We work hard to ensure that the texts we read and share with the children are diverse, from a range of cultures and represent the children who attend Hurst Knoll. Recently, we have invested in a range of high-quality texts to further supplement our class libraries. We endeavour to ensure that reading is pleasurable and that all children read each day.
EYFS is where our excitement for reading begins. We provide reading experiences which promote curiosity, engagement and wonder about the world. Reading to children allows them to build their imaginations, hear language they may not otherwise, and creates passionate, life-long readers. Children in Early Years often like to read as part of their play and staff support this by helping the children to retell stories and give them the chance to discuss stories they have read many times.
In EYFS, we teach phonics daily, using the Read Write Inc phonics programme. Alongside this, we use different books within each half term to link to our learning across EYFS, ensuring children are engaged and enthralled in high-quality texts.
Key Stage One
Children in Key Stage One take part in a daily phonics session, following Read Write Inc.
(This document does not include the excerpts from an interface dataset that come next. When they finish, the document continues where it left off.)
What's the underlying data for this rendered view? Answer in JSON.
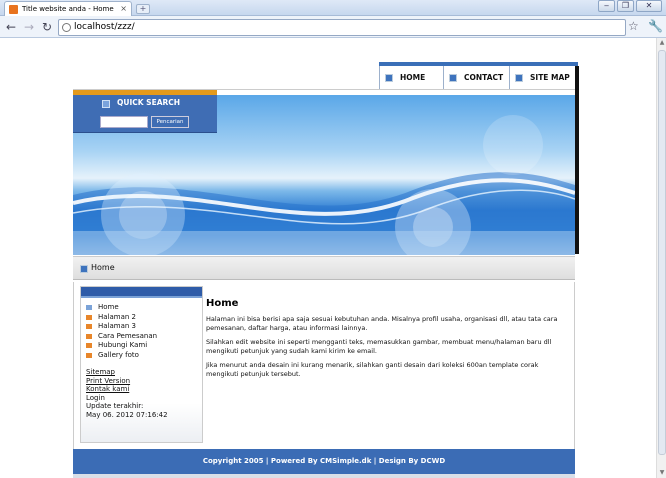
{
  "browser": {
    "tab_title": "Title website anda - Home",
    "new_tab": "+",
    "url": "localhost/zzz/",
    "window_buttons": [
      "‒",
      "❐",
      "✕"
    ]
  },
  "site": {
    "topnav": [
      "HOME",
      "CONTACT",
      "SITE MAP"
    ],
    "quick_search": {
      "label": "QUICK SEARCH",
      "input_value": "",
      "button": "Pencarian"
    },
    "breadcrumb": "Home",
    "sidebar": {
      "menu": [
        "Home",
        "Halaman 2",
        "Halaman 3",
        "Cara Pemesanan",
        "Hubungi Kami",
        "Gallery foto"
      ],
      "links": [
        "Sitemap",
        "Print Version",
        "Kontak kami"
      ],
      "login": "Login",
      "update_label": "Update terakhir:",
      "update_date": "May 06. 2012 07:16:42"
    },
    "main": {
      "title": "Home",
      "paragraphs": [
        "Halaman ini bisa berisi apa saja sesuai kebutuhan anda. Misalnya profil usaha, organisasi dll, atau tata cara pemesanan, daftar harga, atau informasi lainnya.",
        "Silahkan edit website ini seperti mengganti teks, memasukkan gambar, membuat menu/halaman baru dll mengikuti petunjuk yang sudah kami kirim ke email.",
        "Jika menurut anda desain ini kurang menarik, silahkan ganti desain dari koleksi 600an template corak mengikuti petunjuk tersebut."
      ]
    },
    "footer": "Copyright 2005 | Powered By CMSimple.dk | Design By DCWD"
  }
}
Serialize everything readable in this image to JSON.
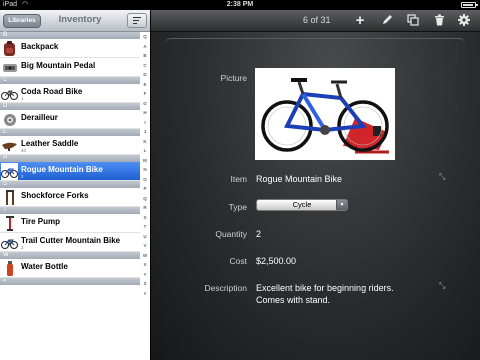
{
  "status_bar": {
    "carrier": "iPad",
    "time": "2:38 PM"
  },
  "left_panel": {
    "libraries_label": "Libraries",
    "title": "Inventory",
    "items": [
      {
        "section": "B",
        "title": "Backpack",
        "qty": ""
      },
      {
        "section": "",
        "title": "Big Mountain Pedal",
        "qty": ""
      },
      {
        "section": "C",
        "title": "Coda Road Bike",
        "qty": "1"
      },
      {
        "section": "D",
        "title": "Derailleur",
        "qty": ""
      },
      {
        "section": "L",
        "title": "Leather Saddle",
        "qty": "40"
      },
      {
        "section": "R",
        "title": "Rogue Mountain Bike",
        "qty": "2",
        "selected": true
      },
      {
        "section": "S",
        "title": "Shockforce Forks",
        "qty": ""
      },
      {
        "section": "T",
        "title": "Tire Pump",
        "qty": ""
      },
      {
        "section": "",
        "title": "Trail Cutter Mountain Bike",
        "qty": "2"
      },
      {
        "section": "W",
        "title": "Water Bottle",
        "qty": ""
      },
      {
        "section": "#",
        "title": "",
        "qty": ""
      }
    ],
    "index_letters": [
      "Q",
      "A",
      "B",
      "C",
      "D",
      "E",
      "F",
      "G",
      "H",
      "I",
      "J",
      "K",
      "L",
      "M",
      "N",
      "O",
      "P",
      "Q",
      "R",
      "S",
      "T",
      "U",
      "V",
      "W",
      "X",
      "Y",
      "Z",
      "#"
    ]
  },
  "right_panel": {
    "position": "6 of 31",
    "toolbar_icons": [
      "add-icon",
      "edit-pencil-icon",
      "duplicate-icon",
      "trash-icon",
      "gear-icon"
    ],
    "fields": {
      "picture_label": "Picture",
      "item_label": "Item",
      "item_value": "Rogue Mountain Bike",
      "type_label": "Type",
      "type_value": "Cycle",
      "quantity_label": "Quantity",
      "quantity_value": "2",
      "cost_label": "Cost",
      "cost_value": "$2,500.00",
      "description_label": "Description",
      "description_line1": "Excellent bike for beginning riders.",
      "description_line2": "Comes with stand."
    }
  }
}
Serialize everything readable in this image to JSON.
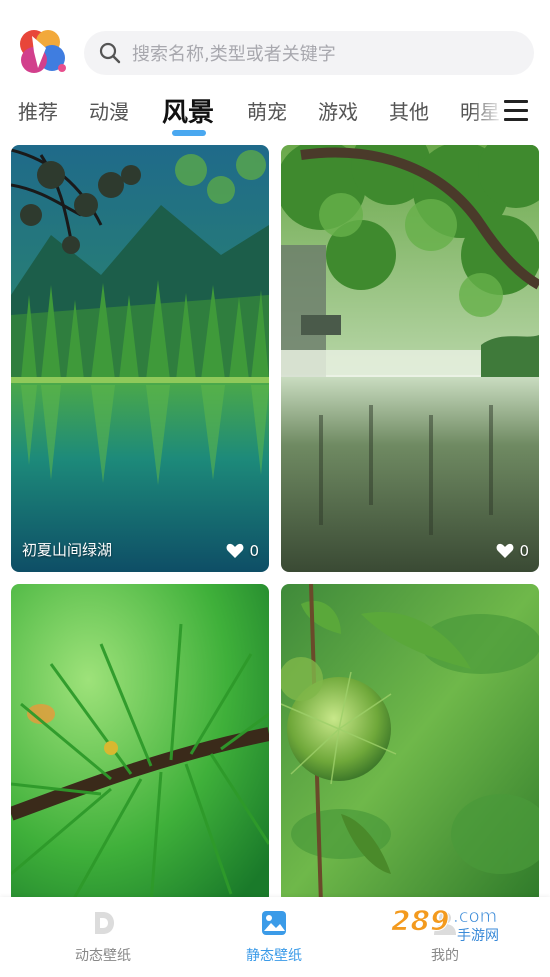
{
  "search": {
    "placeholder": "搜索名称,类型或者关键字",
    "icon": "search-icon"
  },
  "app": {
    "logo_icon": "app-logo-icon"
  },
  "tabs": [
    {
      "label": "推荐",
      "active": false
    },
    {
      "label": "动漫",
      "active": false
    },
    {
      "label": "风景",
      "active": true
    },
    {
      "label": "萌宠",
      "active": false
    },
    {
      "label": "游戏",
      "active": false
    },
    {
      "label": "其他",
      "active": false
    },
    {
      "label": "明星",
      "active": false
    }
  ],
  "menu": {
    "icon": "menu-icon"
  },
  "accent_color": "#4aa8f0",
  "wallpapers": [
    {
      "title": "初夏山间绿湖",
      "likes": "0"
    },
    {
      "title": "",
      "likes": "0"
    },
    {
      "title": "",
      "likes": ""
    },
    {
      "title": "",
      "likes": ""
    }
  ],
  "bottom_nav": [
    {
      "label": "动态壁纸",
      "icon": "dynamic-wallpaper-icon",
      "active": false
    },
    {
      "label": "静态壁纸",
      "icon": "static-wallpaper-icon",
      "active": true
    },
    {
      "label": "我的",
      "icon": "profile-icon",
      "active": false
    }
  ],
  "watermark": {
    "text": "289.com",
    "subtext": "手游网"
  }
}
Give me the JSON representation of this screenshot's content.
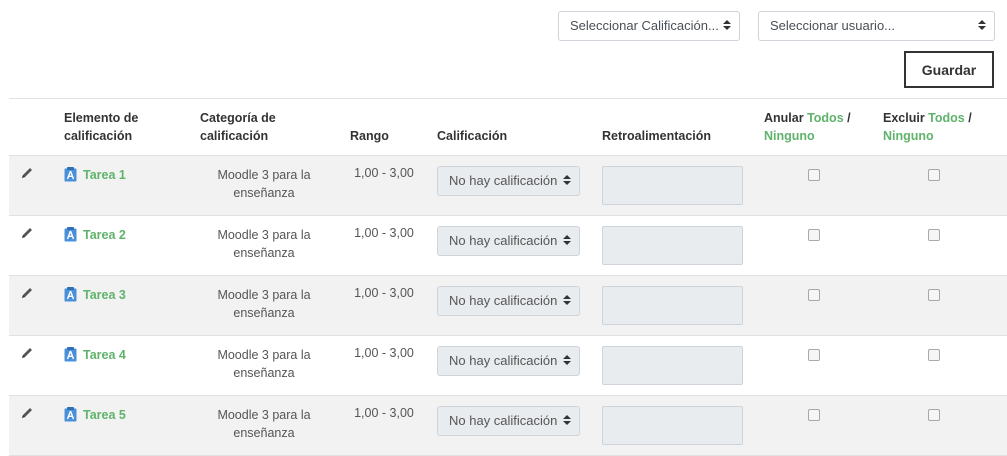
{
  "filters": {
    "grade_select": "Seleccionar Calificación...",
    "user_select": "Seleccionar usuario..."
  },
  "save_label": "Guardar",
  "headers": {
    "item": "Elemento de calificación",
    "category": "Categoría de calificación",
    "range": "Rango",
    "grade": "Calificación",
    "feedback": "Retroalimentación",
    "override": "Anular",
    "exclude": "Excluir",
    "all": "Todos",
    "slash": " /",
    "none": "Ninguno"
  },
  "rows": [
    {
      "name": "Tarea 1",
      "category": "Moodle 3 para la enseñanza",
      "range": "1,00 - 3,00",
      "grade": "No hay calificación"
    },
    {
      "name": "Tarea 2",
      "category": "Moodle 3 para la enseñanza",
      "range": "1,00 - 3,00",
      "grade": "No hay calificación"
    },
    {
      "name": "Tarea 3",
      "category": "Moodle 3 para la enseñanza",
      "range": "1,00 - 3,00",
      "grade": "No hay calificación"
    },
    {
      "name": "Tarea 4",
      "category": "Moodle 3 para la enseñanza",
      "range": "1,00 - 3,00",
      "grade": "No hay calificación"
    },
    {
      "name": "Tarea 5",
      "category": "Moodle 3 para la enseñanza",
      "range": "1,00 - 3,00",
      "grade": "No hay calificación"
    }
  ],
  "icons": {
    "edit": "pencil-icon",
    "assignment": "assignment-icon",
    "caret": "updown-caret-icon"
  },
  "colors": {
    "link": "#5fb36b",
    "row_alt": "#f2f2f2",
    "field_bg": "#e9ecef"
  }
}
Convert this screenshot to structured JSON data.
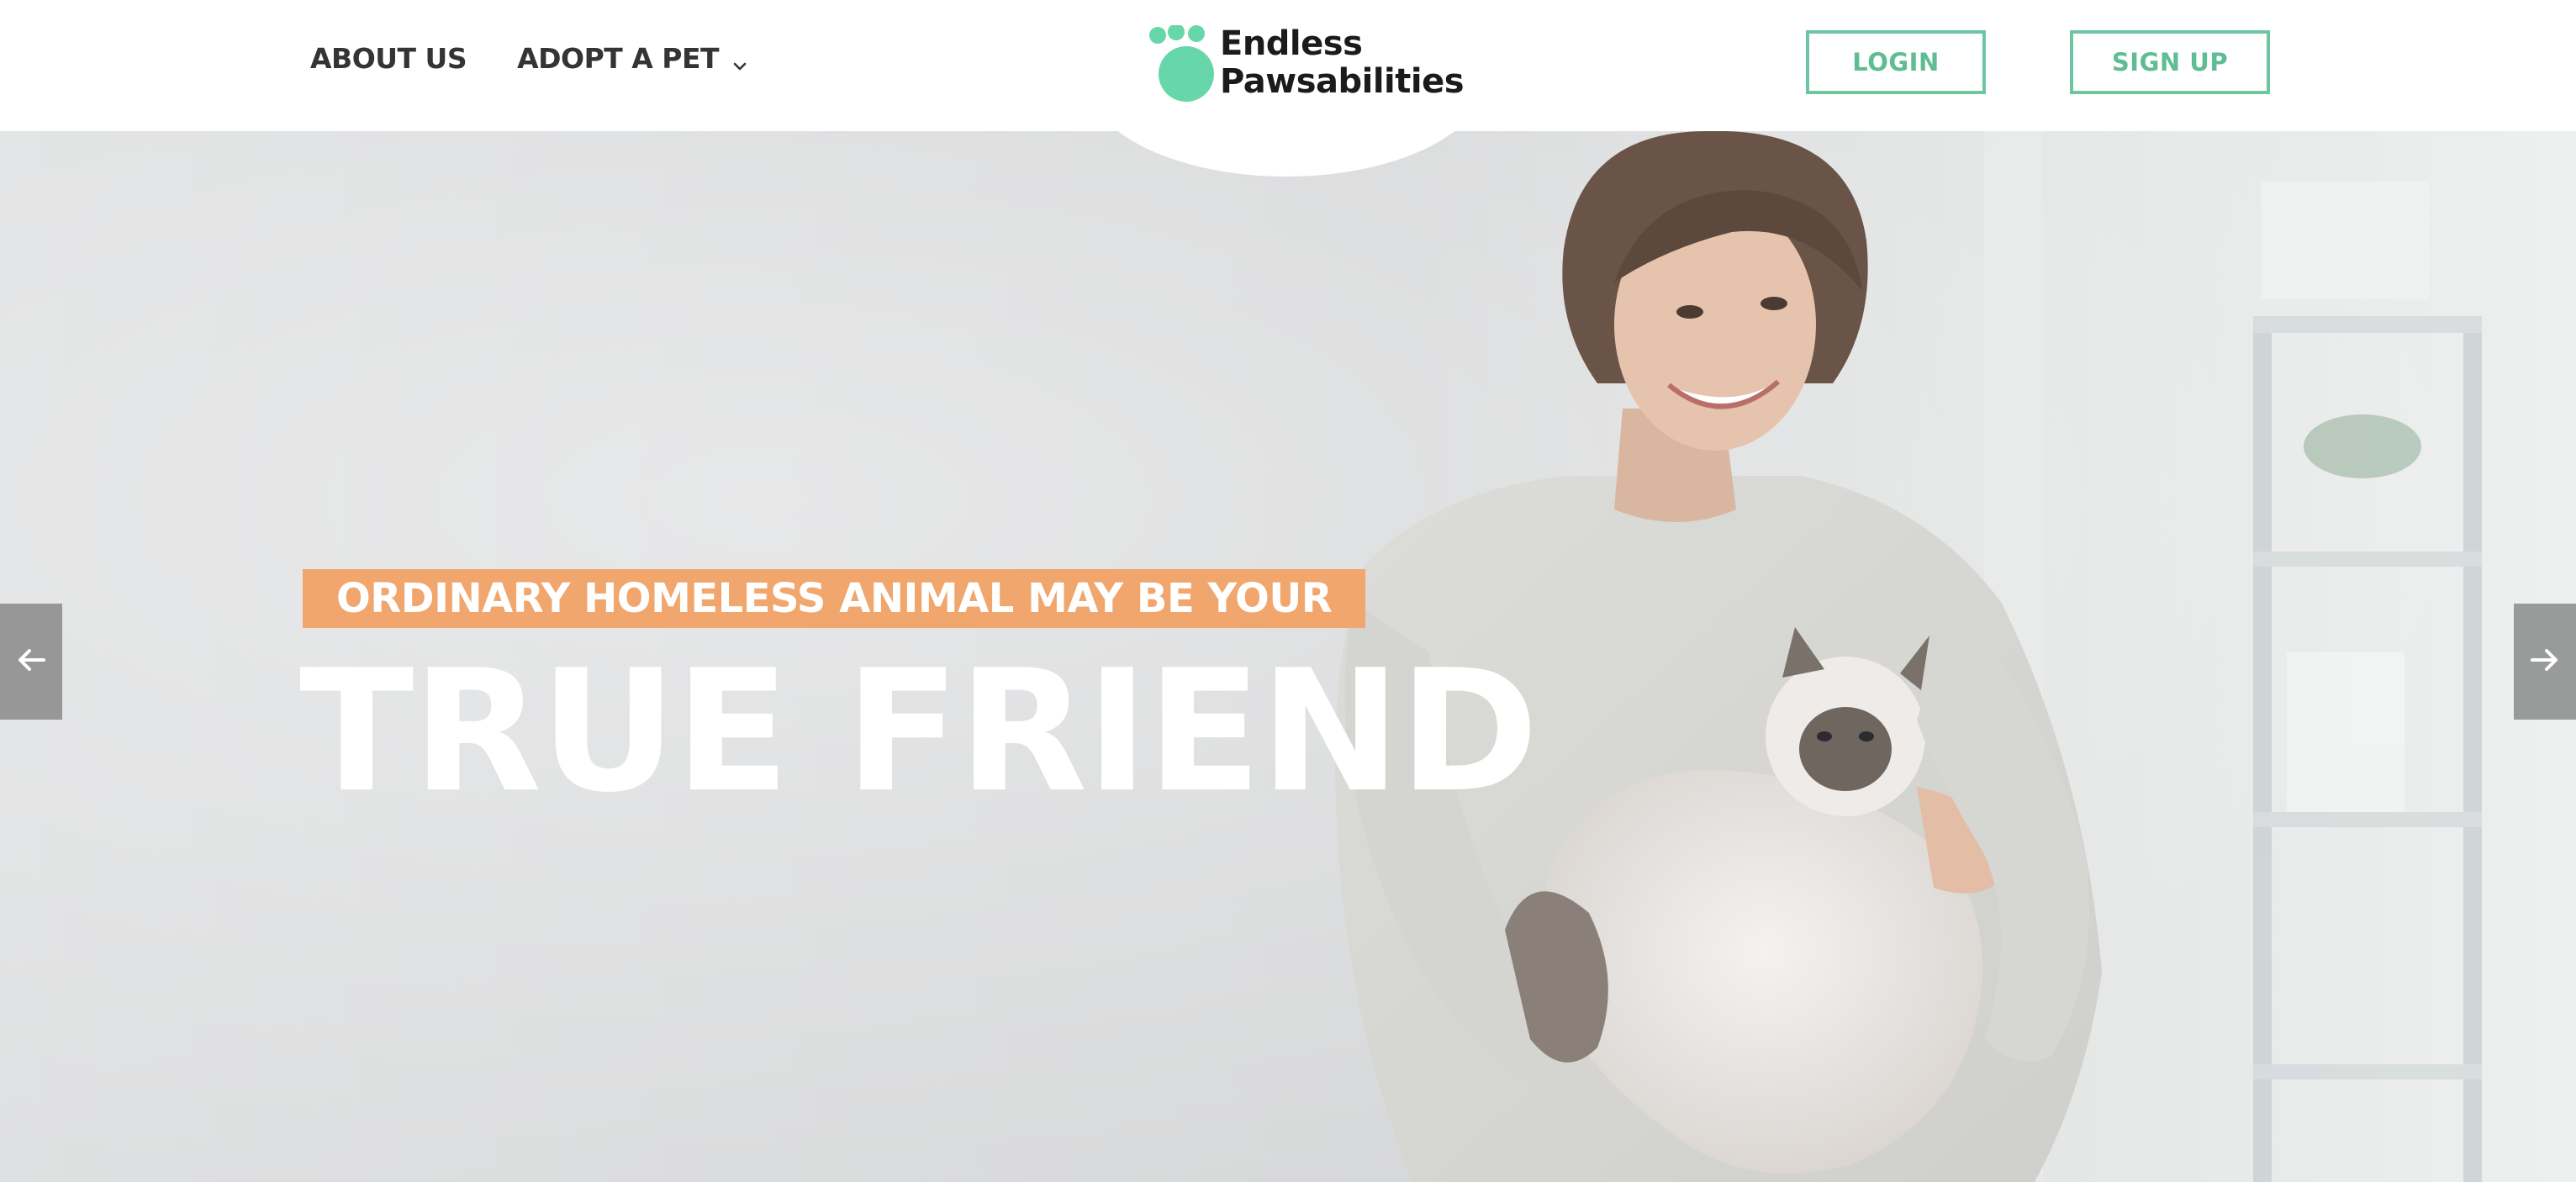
{
  "nav": {
    "items": [
      {
        "label": "ABOUT US"
      },
      {
        "label": "ADOPT A PET",
        "icon": "chevron-down-icon"
      }
    ]
  },
  "logo": {
    "line1": "Endless",
    "line2": "Pawsabilities",
    "icon": "paw-icon",
    "color": "#67d7a9"
  },
  "auth": {
    "login_label": "LOGIN",
    "signup_label": "SIGN UP",
    "accent": "#6cc7a0"
  },
  "hero": {
    "tagline": "ORDINARY HOMELESS ANIMAL MAY BE YOUR",
    "headline": "TRUE FRIEND",
    "tagline_bg": "#f0a66d",
    "image": "woman holding fluffy white cat",
    "prev_icon": "arrow-left-icon",
    "next_icon": "arrow-right-icon"
  }
}
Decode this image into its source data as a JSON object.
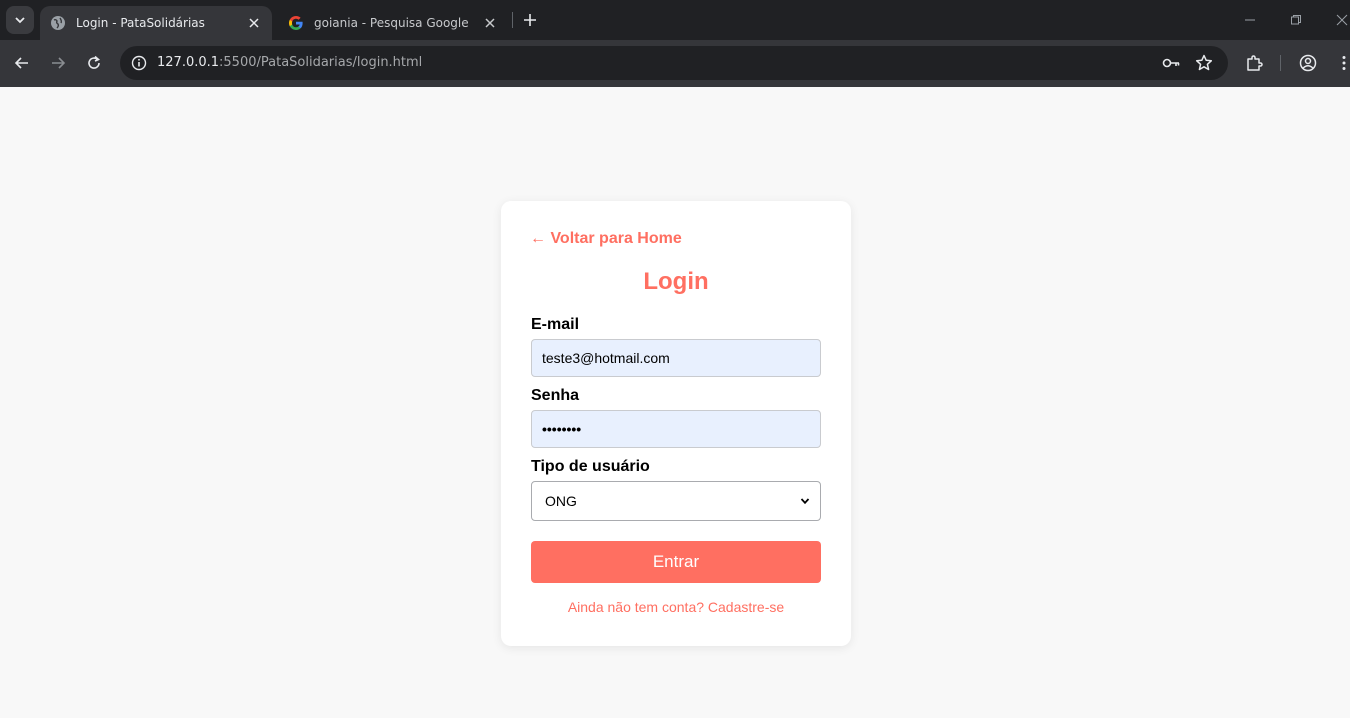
{
  "browser": {
    "tabs": [
      {
        "title": "Login - PataSolidárias",
        "favicon": "globe-icon",
        "active": true
      },
      {
        "title": "goiania - Pesquisa Google",
        "favicon": "google-icon",
        "active": false
      }
    ],
    "url_host": "127.0.0.1",
    "url_rest": ":5500/PataSolidarias/login.html"
  },
  "login": {
    "back_link": "← Voltar para Home",
    "title": "Login",
    "email_label": "E-mail",
    "email_value": "teste3@hotmail.com",
    "password_label": "Senha",
    "password_value": "••••••••",
    "user_type_label": "Tipo de usuário",
    "user_type_value": "ONG",
    "submit_label": "Entrar",
    "register_text": "Ainda não tem conta? Cadastre-se"
  },
  "colors": {
    "accent": "#ff6f61",
    "input_autofill_bg": "#e8f0fe",
    "page_bg": "#f8f8f8"
  }
}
They also have reading sessions linked with Read Write Inc, where they are given the opportunity to explore a text alongside the class teacher, answer questions about it, either individually or with a pair / small group, and then share their responses with the class
Reading is taught daily across Key Stage 2, and links with our Writing curriculum 'The Write Stuff'. This helps children to engage with the text across all areas of English, and some broader areas of the curriculum too.
Key Stage Two
Children acquire skills in reading across eight specific areas:
- Word Definition
- Retrieval of Information
- Making Inferences
- Making Predictions
- Relating to the Text
- Exploring the Text
- Making Comparisons (with other texts they have read)
As well as reading within school, children are provided with a reading book to take home. These reading books are very carefully designed to challenge children and develop their reading skills to compliment the teaching taking place in the classroom. The reading books follow a progressive colour-banded scheme and children may change their books in order to continue to develop their reading skills.
- Rereading books, so children become familiar with the vocabulary, prediction, sequencing and inference.
- Checking whether their child understands specific words. For example, what does ‘mumbled’ mean?
- Checking whether children understand the structure of a text. For example, where to start on specific pages, how to read a newspaper article and taking turns to read a script.
- Asking children to explain what they have just read.
- Discussing the illustrations before reading the text on the page.
- Asking who their favourite character is.
Inference, prediction and sequencing are a large part of comprehension. These are essential skills and can also be supported through television programmes, films and real-life contexts.For example, 'How do we know that Macey felt sad?' 'She covered her face with her hands and she looked like she was about to cry.'
Reading is supported by speech and having lots of conversations. These can start as observations and build onto more in-depth transferrable skills.
Across the school, writing follows ‘The Write Stuff’, a scheme by Jane Considine, a progressive 'sentence stacking' approach which curriculum of high quality texts which are used throughout school that builds children's knowledge of literature and their reading ability in a structured way.
Writing is taught daily in all year groups. Writing includes daily development of skills in:
- Non-fiction Writing
- Narrative (story) Writing